To report a case of clinically invisible retinoblastoma recurrence detected only on spectral-domain optical coherence tomography.
A 3-week-old girl with bilateral familial retinoblastoma underwent six cycles of intravenous chemoreduction. Both eyes showed tumor regression. After 6 cycles of chemoreduction, the tumor in the right eye appeared with clinical regression; however, by spectral-domain optical coherence tomography, there was 40 μm increase in thickness and 290 μm increase in basal diameter. Due to tumor proximity of 1.85 mm to the foveola, the recurrence was treated via intraarterial chemotherapy with two cycles of Melphalan 3 mg. After treatment, spectral-domain optical coherence tomography showed complete regression of the recurrent tumor to a flat scar with intact fovea.
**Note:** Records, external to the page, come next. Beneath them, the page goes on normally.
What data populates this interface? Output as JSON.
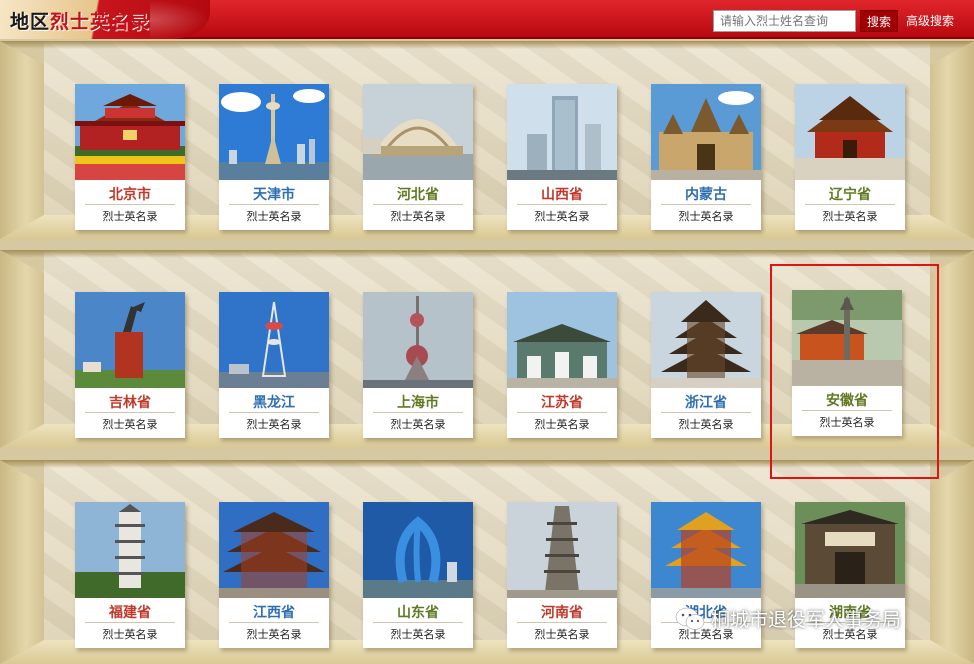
{
  "header": {
    "logo_prefix": "地区",
    "logo_accent": "烈士英名录",
    "search_placeholder": "请输入烈士姓名查询",
    "search_button": "搜索",
    "advanced_search": "高级搜索"
  },
  "card_subtitle": "烈士英名录",
  "rows": [
    [
      {
        "name": "北京市",
        "color": "#c0392b"
      },
      {
        "name": "天津市",
        "color": "#2f6fb1"
      },
      {
        "name": "河北省",
        "color": "#5f7a22"
      },
      {
        "name": "山西省",
        "color": "#c0392b"
      },
      {
        "name": "内蒙古",
        "color": "#2f6fb1"
      },
      {
        "name": "辽宁省",
        "color": "#5f7a22"
      }
    ],
    [
      {
        "name": "吉林省",
        "color": "#c0392b"
      },
      {
        "name": "黑龙江",
        "color": "#2f6fb1"
      },
      {
        "name": "上海市",
        "color": "#5f7a22"
      },
      {
        "name": "江苏省",
        "color": "#c0392b"
      },
      {
        "name": "浙江省",
        "color": "#2f6fb1"
      },
      {
        "name": "安徽省",
        "color": "#5f7a22"
      }
    ],
    [
      {
        "name": "福建省",
        "color": "#c0392b"
      },
      {
        "name": "江西省",
        "color": "#2f6fb1"
      },
      {
        "name": "山东省",
        "color": "#5f7a22"
      },
      {
        "name": "河南省",
        "color": "#c0392b"
      },
      {
        "name": "湖北省",
        "color": "#2f6fb1"
      },
      {
        "name": "湖南省",
        "color": "#5f7a22"
      }
    ]
  ],
  "watermark": "桐城市退役军人事务局",
  "highlight_color": "#e01212"
}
Precise submillimeter imaging with spectral-domain optical coherence tomography for monitoring retinoblastoma is important and can allow detection of early recurrences that might be clinically invisible otherwise, as well as surveillance of the fovea.
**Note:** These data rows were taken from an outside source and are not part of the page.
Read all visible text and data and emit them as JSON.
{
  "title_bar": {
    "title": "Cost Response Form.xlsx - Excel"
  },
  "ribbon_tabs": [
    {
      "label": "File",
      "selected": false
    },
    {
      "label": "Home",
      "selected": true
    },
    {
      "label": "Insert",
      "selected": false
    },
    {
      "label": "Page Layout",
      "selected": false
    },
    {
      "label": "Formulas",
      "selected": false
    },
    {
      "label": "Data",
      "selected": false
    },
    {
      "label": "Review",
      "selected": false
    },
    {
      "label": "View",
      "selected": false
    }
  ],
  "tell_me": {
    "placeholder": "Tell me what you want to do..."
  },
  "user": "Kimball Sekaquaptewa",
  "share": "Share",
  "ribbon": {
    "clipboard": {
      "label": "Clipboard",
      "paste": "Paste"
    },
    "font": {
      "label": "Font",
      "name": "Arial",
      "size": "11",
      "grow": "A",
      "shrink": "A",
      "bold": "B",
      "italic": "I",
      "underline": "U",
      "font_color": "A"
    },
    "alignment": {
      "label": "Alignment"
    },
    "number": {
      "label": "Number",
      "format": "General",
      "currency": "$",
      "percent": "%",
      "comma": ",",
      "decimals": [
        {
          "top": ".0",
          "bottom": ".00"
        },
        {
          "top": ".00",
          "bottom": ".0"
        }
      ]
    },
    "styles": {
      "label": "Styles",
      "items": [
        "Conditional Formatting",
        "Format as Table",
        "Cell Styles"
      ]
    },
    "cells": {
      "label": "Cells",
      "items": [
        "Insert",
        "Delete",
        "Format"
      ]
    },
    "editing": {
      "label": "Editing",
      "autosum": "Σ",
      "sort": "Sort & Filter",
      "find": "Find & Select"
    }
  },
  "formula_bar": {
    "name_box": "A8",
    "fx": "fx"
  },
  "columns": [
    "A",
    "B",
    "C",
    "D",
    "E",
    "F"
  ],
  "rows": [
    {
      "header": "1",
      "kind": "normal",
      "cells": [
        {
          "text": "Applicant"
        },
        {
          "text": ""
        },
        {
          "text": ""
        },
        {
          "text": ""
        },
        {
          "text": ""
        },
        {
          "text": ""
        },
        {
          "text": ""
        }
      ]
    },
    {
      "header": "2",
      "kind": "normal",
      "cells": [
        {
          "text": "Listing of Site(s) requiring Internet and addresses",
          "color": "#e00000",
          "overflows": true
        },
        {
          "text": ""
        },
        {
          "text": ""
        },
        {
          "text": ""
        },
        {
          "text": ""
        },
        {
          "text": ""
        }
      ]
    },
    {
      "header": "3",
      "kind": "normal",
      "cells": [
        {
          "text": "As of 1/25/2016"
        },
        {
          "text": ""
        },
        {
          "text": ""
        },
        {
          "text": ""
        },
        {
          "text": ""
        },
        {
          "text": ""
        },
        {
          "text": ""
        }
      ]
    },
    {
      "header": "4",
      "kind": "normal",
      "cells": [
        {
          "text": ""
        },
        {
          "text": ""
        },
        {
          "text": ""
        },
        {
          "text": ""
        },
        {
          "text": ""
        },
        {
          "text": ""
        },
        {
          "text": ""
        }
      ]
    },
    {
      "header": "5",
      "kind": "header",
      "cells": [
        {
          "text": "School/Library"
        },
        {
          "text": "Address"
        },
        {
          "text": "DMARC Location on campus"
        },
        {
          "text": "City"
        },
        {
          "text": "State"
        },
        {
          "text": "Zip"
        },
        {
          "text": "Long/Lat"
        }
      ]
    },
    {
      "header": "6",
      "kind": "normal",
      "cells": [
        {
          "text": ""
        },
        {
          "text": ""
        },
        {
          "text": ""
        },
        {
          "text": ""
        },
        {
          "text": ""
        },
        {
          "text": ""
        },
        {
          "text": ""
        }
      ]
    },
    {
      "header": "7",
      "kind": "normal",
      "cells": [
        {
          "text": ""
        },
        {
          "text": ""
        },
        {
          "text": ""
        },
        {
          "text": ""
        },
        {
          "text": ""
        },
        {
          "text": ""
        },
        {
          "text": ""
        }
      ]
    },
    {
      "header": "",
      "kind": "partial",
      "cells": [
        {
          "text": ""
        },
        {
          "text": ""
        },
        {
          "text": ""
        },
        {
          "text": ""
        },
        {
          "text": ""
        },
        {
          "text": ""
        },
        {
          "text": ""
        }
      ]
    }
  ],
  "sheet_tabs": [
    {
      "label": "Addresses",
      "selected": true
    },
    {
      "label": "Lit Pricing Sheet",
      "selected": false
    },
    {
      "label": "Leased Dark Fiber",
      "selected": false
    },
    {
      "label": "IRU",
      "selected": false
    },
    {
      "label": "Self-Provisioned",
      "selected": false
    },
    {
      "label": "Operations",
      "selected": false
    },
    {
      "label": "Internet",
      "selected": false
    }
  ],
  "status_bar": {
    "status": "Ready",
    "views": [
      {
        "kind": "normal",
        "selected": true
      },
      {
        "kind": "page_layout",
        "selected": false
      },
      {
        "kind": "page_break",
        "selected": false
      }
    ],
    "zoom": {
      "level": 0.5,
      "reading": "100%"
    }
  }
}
Clinically invisible submillimeter retinoblastoma recurrence in an infant was detected on spectral-domain optical coherence tomography and documentation of tumor regression after intraarterial chemotherapy was confirmed.
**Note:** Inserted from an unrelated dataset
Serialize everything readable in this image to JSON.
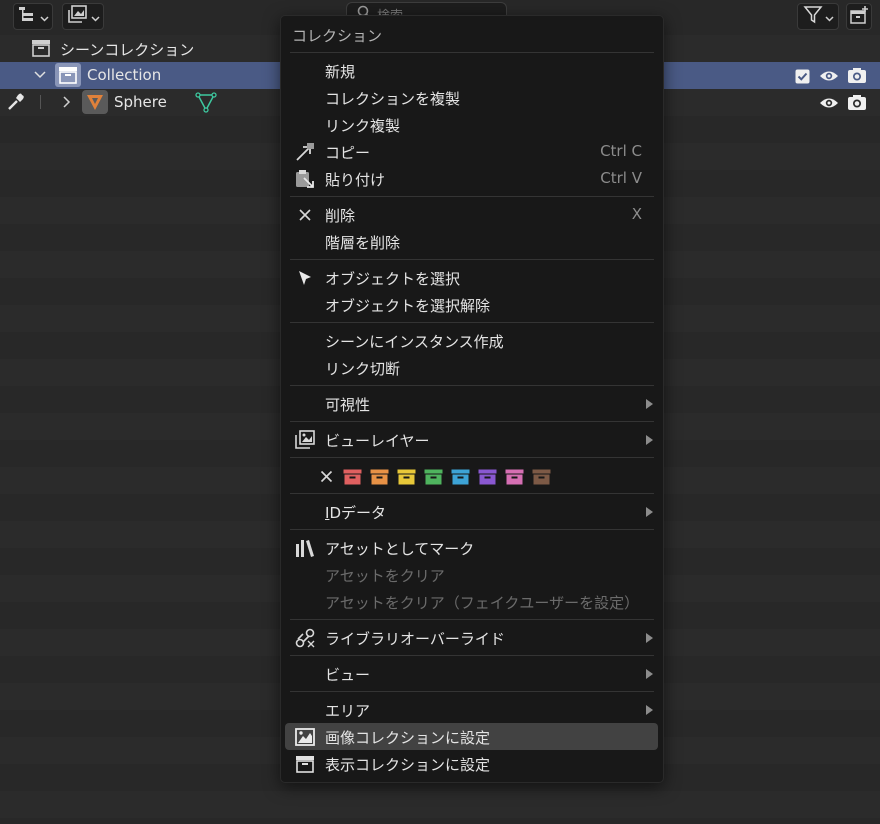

Ocular Oncology Service, Wills Eye Hospital, Thomas Jefferson University, Philadelphia, Pennsylvania.
Reprint requests: Carol L. Shields, MD, Ocular Oncology Service, Wills Eye Hospital, 840 Walnut Street, Suite 1440, Philadelphia, PA 19107; e-mail: firstname.lastname@example.org
Supported by the Eye Tumor Research Foundation, Philadelphia, PA (C.L.S.). The funders had no role in the design or conduct of the study, in the collection, analysis and interpretation of the data, and in the preparation, review, or approval of the manuscript.
None of the authors has any conflicting interests to disclose.
C. L. Shields had full access to all the data in the study and takes responsibility for the integrity of the data and accuracy of the data analysis.